Thinking about onboarding design from a growth lens
As designers, we realize our products through various lenses: usability, engineering feasibility, business requirements, timelines, inclusivity, etc. Juggling these perspectives can be a lot to bear, but the critical lens is dependent on your situation and priorities.
I work at a VC backed startup, and for us, priority #1 is growth. When I design new features, I think about increasing activation, retention, and revenue.
In this article, I’ll discuss my method to apply a growth lens to onboarding design.
Getting onboarding right is a low hanging fruit [highest output/lowest effort] to improving activation and retention for your product.
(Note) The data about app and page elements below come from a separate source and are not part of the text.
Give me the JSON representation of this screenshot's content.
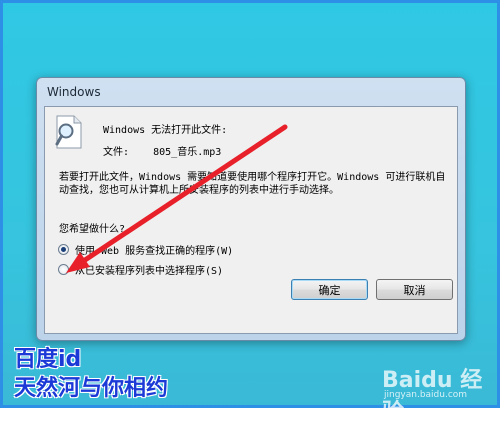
{
  "window": {
    "title": "Windows"
  },
  "dialog": {
    "message_line1": "Windows 无法打开此文件:",
    "file_label": "文件:",
    "file_name": "805_音乐.mp3",
    "description": "若要打开此文件，Windows 需要知道要使用哪个程序打开它。Windows 可进行联机自动查找，您也可从计算机上所安装程序的列表中进行手动选择。",
    "question": "您希望做什么?",
    "options": [
      {
        "label": "使用 Web 服务查找正确的程序(W)",
        "selected": true
      },
      {
        "label": "从已安装程序列表中选择程序(S)",
        "selected": false
      }
    ],
    "buttons": {
      "ok": "确定",
      "cancel": "取消"
    }
  },
  "overlay": {
    "line1": "百度id",
    "line2": "天然河与你相约",
    "arrow_color": "#e8202a"
  },
  "watermark": {
    "brand": "Baidu 经验",
    "url": "jingyan.baidu.com"
  }
}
The more engaged users are during their first impression of our app, the more likely they will be to sign up and use it.
To engage users, we will need to:
- Understand our user’s primary goal.
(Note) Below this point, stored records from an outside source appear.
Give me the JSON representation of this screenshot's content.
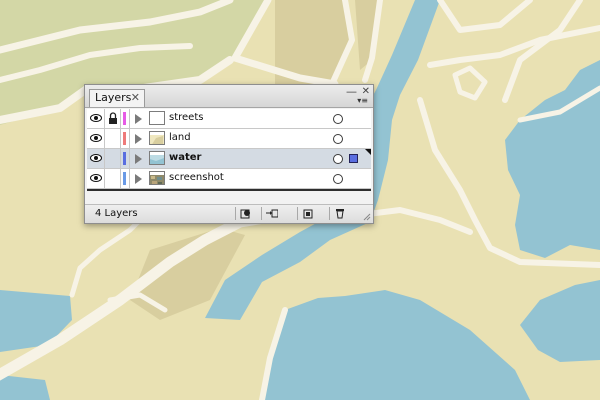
{
  "panel": {
    "tab_label": "Layers",
    "tab_close_glyph": "✕",
    "collapse_glyph": "—",
    "close_glyph": "✕",
    "menu_glyph": "▾≡",
    "layer_count": "4 Layers"
  },
  "layers": [
    {
      "name": "streets",
      "color": "#e65ce6",
      "visible": true,
      "locked": true,
      "selected": false,
      "thumbnail": "blank"
    },
    {
      "name": "land",
      "color": "#ee7a7a",
      "visible": true,
      "locked": false,
      "selected": false,
      "thumbnail": "land"
    },
    {
      "name": "water",
      "color": "#5a6ee0",
      "visible": true,
      "locked": false,
      "selected": true,
      "thumbnail": "water"
    },
    {
      "name": "screenshot",
      "color": "#6a9ae6",
      "visible": true,
      "locked": false,
      "selected": false,
      "thumbnail": "photo"
    }
  ],
  "footer_buttons": [
    {
      "icon": "make-clipping-mask-icon"
    },
    {
      "icon": "new-sublayer-icon"
    },
    {
      "icon": "new-layer-icon"
    },
    {
      "icon": "trash-icon"
    }
  ],
  "colors": {
    "land": "#e9e1b3",
    "green_area": "#d3d7a6",
    "built_area": "#d8ce9f",
    "water": "#93c3d2",
    "street": "#f7f3e6",
    "selection": "#d4dbe3"
  }
}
- Educate them on the product’s core value as quickly as possible in a way that will trigger usefulness in their minds.
Understanding your user’s primary goal
Depending on your situation, you’ll have varying degrees of information about your users and their goals.
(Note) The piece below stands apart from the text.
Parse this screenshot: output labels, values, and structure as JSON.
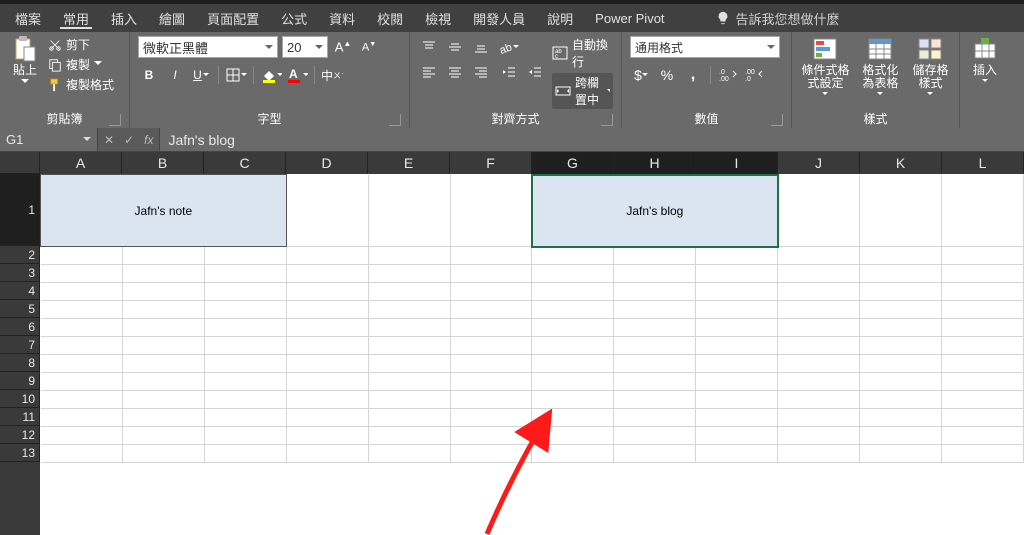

- If you have data: Run a cohort analysis to find out which users are using your product most avidly, what features they are using the most, and which features provide the greatest retention rate. You can then survey the highest-use cohort to understand, in words, their primary benefit.
- If you don’t have data: Talk to sales or customer service. They generally know the customer best.
- If you don’t have access to sales, customer service, or data: Work off your assumptions and validate later. Start by assuming universal traits about your users, then segment them into smaller groups and prioritize jobs to be done for each group.
Regardless of your research method, the main point is to capture your user’s primary goal to communicate value quickly and clearly during the onboarding experience.
A user story does a good job of capturing your user’s primary goal succinctly.
As a [user], I want [to do something] so that [I can realize a reward].
Identifying your product’s core value
Once you’ve written out the primary goal and understood the who, what, and why in the form of a user story, you’ll need to identify the point in time when your user realizes that your product can help them achieve this goal.
You could call this the Aha moment — the moment a user realizes your product’s core value.
Good onboarding is simply about communicating the Aha moment to trigger usefulness in your user’s mind. If a user senses your product will help them achieve their primary goal, they are more likely to sign up and use your product.
Communicating your product’s core value in the onboarding experience
Onboarding can have many purposes, including permissions, sign up, and social sharing, but most critical to increasing conversion and early retention is nailing the introductory content.
In (ideally) three screens or less, your job is to communicate:
- What the app is for
- How it works
- How it will benefit your target user
We can use our primary goal, product features and Aha moment to illustrate these points in our introductory content.
- What the app is for [user’s primary goal]
- How it works [main feature(s) addressing this goal]
- How it will benefit your target user [Aha moment]
Measurement and Iteration
So far, you’ve established your user’s primary goal and come up with a way to communicate how your product will help your users achieve that goal. Now it’s time to track and improve your designs to optimize activation and retention.
The critical question you want to answer is: “Did I get the Aha moment right?”
To validate your assumption, you can experiment with messaging to see which version returns optimal results. A/B test how you communicate the Aha moment. Designs with higher user activation after onboarding are evidence of a better language market fit, and therefore should be used.
Given that designers juggle so many lenses, a word I often use to describe good design is considered. I hope this method will empower designers to leverage growth tactics and make more considered design decisions, starting with the lowest hanging fruit — onboarding.